[Dataset content Boundary: Start]

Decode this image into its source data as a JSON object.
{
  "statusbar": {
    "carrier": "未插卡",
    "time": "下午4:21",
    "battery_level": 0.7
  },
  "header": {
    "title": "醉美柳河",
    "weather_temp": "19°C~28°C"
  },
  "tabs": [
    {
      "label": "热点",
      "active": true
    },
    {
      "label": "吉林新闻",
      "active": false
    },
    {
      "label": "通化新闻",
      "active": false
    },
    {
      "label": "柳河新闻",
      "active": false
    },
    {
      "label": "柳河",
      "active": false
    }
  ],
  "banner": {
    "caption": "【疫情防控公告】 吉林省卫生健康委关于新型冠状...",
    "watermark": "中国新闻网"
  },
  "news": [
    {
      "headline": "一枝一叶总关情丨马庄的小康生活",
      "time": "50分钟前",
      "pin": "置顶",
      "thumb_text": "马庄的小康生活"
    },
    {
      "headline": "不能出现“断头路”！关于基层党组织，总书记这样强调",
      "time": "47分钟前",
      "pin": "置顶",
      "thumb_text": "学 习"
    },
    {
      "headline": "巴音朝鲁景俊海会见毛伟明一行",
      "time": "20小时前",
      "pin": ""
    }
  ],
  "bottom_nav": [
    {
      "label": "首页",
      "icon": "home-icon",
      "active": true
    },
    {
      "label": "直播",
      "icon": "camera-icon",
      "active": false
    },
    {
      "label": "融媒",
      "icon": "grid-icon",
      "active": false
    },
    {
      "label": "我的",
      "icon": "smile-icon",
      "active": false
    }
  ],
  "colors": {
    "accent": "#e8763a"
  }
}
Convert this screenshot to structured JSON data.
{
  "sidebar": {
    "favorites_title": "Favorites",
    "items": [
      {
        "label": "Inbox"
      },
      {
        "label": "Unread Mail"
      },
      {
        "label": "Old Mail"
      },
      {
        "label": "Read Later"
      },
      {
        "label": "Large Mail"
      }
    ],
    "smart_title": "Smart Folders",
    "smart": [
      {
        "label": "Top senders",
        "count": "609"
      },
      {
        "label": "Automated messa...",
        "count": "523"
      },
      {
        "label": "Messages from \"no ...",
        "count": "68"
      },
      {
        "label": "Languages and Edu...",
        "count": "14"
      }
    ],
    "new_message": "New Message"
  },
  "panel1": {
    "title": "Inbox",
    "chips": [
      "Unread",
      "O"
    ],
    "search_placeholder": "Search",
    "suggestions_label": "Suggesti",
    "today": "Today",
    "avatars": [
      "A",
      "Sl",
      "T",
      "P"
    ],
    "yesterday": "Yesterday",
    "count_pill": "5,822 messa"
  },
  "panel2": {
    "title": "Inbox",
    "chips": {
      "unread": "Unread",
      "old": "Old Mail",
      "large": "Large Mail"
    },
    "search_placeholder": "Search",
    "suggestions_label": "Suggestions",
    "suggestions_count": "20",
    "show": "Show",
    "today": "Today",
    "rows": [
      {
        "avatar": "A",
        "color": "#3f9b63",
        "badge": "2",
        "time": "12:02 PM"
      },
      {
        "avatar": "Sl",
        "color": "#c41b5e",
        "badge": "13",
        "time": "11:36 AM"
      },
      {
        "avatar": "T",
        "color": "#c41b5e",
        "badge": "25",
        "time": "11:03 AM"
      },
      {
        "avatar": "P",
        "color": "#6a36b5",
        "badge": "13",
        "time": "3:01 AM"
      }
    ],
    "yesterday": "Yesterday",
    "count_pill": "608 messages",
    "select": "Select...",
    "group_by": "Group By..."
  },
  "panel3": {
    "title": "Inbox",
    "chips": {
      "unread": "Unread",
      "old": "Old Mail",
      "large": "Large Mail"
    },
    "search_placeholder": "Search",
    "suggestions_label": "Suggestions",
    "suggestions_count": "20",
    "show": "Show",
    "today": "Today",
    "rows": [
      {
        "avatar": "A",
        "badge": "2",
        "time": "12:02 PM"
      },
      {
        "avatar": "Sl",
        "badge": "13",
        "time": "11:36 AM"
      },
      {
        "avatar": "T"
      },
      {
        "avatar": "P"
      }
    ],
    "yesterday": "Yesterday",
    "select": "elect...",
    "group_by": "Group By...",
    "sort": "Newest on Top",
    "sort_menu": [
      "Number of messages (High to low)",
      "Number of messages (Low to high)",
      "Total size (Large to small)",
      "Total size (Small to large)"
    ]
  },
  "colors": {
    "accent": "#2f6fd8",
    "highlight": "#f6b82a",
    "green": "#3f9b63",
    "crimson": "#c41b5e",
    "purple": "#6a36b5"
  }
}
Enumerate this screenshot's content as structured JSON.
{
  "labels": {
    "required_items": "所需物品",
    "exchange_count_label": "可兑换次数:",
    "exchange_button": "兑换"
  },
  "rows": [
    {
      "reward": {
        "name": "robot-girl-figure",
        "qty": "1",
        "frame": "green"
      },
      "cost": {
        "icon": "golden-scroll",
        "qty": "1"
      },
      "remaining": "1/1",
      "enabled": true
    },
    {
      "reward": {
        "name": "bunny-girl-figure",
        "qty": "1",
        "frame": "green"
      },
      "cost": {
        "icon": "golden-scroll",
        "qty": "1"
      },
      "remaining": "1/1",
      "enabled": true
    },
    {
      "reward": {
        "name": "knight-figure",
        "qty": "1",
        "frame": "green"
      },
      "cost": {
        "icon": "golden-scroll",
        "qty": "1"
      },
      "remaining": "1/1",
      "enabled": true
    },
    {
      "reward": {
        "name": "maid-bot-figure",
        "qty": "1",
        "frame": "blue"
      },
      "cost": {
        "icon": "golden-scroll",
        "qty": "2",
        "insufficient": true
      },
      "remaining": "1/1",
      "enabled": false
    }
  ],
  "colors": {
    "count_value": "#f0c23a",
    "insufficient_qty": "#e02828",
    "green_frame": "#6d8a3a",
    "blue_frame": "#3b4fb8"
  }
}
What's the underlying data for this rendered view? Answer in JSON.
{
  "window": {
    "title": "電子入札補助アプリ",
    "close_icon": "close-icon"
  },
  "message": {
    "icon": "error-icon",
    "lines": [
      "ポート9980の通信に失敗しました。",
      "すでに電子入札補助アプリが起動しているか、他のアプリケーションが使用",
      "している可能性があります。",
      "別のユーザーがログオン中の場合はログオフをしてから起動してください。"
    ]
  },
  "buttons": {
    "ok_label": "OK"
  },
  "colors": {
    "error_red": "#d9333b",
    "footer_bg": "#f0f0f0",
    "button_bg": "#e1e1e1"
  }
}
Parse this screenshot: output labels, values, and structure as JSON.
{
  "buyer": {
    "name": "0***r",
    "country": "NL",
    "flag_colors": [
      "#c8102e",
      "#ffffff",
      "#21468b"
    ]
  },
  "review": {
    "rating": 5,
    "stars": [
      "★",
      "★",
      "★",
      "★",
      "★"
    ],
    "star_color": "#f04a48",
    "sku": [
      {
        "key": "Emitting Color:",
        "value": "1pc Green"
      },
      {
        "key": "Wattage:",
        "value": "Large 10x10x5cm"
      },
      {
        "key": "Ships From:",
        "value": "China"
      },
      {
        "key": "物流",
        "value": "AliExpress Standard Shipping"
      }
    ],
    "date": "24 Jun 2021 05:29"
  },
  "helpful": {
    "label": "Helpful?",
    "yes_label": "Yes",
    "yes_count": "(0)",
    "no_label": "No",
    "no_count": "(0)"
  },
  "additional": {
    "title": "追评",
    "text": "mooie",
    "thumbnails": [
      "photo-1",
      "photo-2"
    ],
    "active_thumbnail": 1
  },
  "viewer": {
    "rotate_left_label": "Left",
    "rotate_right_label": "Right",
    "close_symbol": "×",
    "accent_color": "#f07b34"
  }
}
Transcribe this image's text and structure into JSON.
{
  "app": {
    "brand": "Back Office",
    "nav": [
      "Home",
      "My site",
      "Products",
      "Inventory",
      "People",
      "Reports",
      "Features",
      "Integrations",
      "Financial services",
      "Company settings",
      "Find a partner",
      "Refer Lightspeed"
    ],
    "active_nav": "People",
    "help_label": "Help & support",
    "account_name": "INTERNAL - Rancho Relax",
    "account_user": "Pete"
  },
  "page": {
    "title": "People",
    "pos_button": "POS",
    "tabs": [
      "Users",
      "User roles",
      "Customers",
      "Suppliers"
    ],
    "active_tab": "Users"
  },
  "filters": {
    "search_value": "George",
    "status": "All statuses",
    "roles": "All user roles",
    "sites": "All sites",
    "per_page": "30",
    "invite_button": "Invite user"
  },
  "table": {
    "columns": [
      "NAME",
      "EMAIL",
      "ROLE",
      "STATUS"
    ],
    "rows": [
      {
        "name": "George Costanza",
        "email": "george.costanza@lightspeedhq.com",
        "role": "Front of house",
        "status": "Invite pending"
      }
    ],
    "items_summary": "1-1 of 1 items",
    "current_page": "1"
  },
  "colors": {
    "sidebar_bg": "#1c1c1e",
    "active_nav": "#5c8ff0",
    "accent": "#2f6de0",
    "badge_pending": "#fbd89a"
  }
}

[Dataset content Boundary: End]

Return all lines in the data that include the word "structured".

Convert this screenshot to structured JSON data.
Enumerate this screenshot's content as structured JSON.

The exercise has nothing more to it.